Peggy Noonan once remarked that she remembered a strange insight into the character of Reagan. “I remember acknowledging to myself that he didn’t seem to have any close friends. It was only years later that I understood what then remained hidden. Namely that Reagan came to the White House a complete man, all the formative events in his life over, his friends dead.” I’ve never forgotten what read like an epitaph.
Reagan came to the White House perhaps the best read President ever. His agenda was simple to understand: reduced taxes, deregulation, controlled spending in Congress, and a tight money anti-inflation policy. But exactly how did he arrive at this intellectual point.
Reagan understood that that primary cause of inflation was excessive government spending. Too much money floating around eroded the foundation of capitalism, it distorted price signals, and destroyed the nuptial arrangement of supply and demand. All such economic principles were espoused by the Austrian School of Economics, dominated in America by the writings of Fredrick A. Hayak’s monumental text “The Road To Serfdom”.
There were many others who helped shape the thinking of Reagan. Barry Goldwater’s “The Conscience of a Conservative” was monumental. But perhaps the most significant text was Russell Kirk’s “The Conservative Mind” 1953.
Kirk’s text illuminated on six principals of Conservatism. They are summarized as follows: Belief in a transcendent order that properly discovered by reason can inform both governance and conscience. An attachment to the primacy of the individual over the leveling effects of modernity. The primacy of the rule of law over ruling aristocrats. A conviction that freedom and prosperity are linked. Faith in the cultural mores that inform civil society and the belief that true innovation is social preservation.

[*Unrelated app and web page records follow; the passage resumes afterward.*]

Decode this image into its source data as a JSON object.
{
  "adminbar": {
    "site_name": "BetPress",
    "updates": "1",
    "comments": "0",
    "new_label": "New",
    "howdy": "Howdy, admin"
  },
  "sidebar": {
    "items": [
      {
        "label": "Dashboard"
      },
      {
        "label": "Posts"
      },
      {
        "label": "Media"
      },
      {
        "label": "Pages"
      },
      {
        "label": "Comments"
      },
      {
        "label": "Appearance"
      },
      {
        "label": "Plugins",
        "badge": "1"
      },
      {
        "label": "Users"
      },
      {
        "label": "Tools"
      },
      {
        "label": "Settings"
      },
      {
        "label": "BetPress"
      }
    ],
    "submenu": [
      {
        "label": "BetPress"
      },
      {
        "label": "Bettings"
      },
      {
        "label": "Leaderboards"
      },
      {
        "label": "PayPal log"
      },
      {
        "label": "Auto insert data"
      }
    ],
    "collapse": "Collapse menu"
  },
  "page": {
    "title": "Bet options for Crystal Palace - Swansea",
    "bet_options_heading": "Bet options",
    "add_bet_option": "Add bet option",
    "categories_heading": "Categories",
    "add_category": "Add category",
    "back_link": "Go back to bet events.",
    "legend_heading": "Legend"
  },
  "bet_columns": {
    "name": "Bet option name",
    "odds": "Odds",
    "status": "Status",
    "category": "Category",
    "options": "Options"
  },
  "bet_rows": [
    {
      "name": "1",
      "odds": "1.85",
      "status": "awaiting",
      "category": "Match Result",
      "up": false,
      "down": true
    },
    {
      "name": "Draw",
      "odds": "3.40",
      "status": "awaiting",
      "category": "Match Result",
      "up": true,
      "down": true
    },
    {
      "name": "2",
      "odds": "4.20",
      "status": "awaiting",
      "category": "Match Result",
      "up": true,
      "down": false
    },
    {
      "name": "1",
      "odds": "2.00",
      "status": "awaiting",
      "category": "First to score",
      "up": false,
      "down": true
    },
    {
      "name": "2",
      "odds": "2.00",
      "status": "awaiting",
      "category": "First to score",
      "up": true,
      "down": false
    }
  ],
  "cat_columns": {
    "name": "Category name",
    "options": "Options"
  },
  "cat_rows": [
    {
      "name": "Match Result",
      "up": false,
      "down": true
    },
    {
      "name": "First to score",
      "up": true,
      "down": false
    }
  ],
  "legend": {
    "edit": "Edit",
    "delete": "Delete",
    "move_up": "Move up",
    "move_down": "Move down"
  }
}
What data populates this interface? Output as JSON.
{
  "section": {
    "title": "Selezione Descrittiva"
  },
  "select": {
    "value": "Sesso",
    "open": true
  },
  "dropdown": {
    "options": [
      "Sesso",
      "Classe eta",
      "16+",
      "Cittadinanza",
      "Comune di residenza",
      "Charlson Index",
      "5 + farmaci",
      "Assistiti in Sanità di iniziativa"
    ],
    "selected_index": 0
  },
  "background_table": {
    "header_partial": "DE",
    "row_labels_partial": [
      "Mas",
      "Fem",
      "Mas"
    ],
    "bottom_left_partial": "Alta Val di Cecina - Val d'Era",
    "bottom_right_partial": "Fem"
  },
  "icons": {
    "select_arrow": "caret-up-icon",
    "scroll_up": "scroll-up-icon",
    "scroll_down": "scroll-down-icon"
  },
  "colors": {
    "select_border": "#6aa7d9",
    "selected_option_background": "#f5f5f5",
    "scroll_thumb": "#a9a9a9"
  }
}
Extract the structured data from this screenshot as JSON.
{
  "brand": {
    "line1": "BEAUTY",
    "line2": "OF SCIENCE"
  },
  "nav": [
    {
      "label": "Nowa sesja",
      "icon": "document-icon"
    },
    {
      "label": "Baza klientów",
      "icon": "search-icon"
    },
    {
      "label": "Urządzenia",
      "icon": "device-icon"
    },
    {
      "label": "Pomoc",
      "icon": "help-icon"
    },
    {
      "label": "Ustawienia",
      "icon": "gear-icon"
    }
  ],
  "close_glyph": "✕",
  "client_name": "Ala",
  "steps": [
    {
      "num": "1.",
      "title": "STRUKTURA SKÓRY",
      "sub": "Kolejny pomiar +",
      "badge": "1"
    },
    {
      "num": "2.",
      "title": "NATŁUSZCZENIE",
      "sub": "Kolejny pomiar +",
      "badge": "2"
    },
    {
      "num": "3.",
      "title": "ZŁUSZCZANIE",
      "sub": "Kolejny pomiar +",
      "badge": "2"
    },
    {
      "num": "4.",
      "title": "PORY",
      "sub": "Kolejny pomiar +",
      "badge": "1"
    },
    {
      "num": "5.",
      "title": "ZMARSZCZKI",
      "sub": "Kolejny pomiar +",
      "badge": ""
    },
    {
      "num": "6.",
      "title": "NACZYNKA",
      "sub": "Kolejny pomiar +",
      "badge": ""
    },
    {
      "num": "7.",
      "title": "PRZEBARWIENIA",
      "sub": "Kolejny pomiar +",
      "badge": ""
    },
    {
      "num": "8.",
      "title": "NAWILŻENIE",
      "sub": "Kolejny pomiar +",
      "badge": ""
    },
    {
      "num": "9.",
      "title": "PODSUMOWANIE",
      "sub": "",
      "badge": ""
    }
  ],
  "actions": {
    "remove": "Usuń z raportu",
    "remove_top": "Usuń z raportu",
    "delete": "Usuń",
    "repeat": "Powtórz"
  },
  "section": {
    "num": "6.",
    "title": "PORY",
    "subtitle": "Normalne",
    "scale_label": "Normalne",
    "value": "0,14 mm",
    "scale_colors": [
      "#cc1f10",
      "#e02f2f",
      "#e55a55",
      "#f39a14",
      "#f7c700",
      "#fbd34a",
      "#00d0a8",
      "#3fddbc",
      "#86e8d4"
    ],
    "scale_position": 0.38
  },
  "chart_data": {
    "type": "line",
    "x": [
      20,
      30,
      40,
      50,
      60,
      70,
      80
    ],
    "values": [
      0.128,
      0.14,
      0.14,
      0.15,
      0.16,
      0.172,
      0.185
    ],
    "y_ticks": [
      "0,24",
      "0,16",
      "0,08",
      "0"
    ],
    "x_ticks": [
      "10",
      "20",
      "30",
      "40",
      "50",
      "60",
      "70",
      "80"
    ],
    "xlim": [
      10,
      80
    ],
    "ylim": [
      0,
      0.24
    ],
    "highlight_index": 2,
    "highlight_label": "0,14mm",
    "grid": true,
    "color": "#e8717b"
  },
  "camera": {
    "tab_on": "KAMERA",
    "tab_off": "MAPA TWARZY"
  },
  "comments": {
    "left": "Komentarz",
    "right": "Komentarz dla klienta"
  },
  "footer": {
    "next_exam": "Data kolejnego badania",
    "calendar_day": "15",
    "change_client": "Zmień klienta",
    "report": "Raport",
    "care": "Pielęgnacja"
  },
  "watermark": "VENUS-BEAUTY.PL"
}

For an understanding of the intellectual drive that begot Reagan, begin with Russell Kirk’s text “The Conservative Mind”.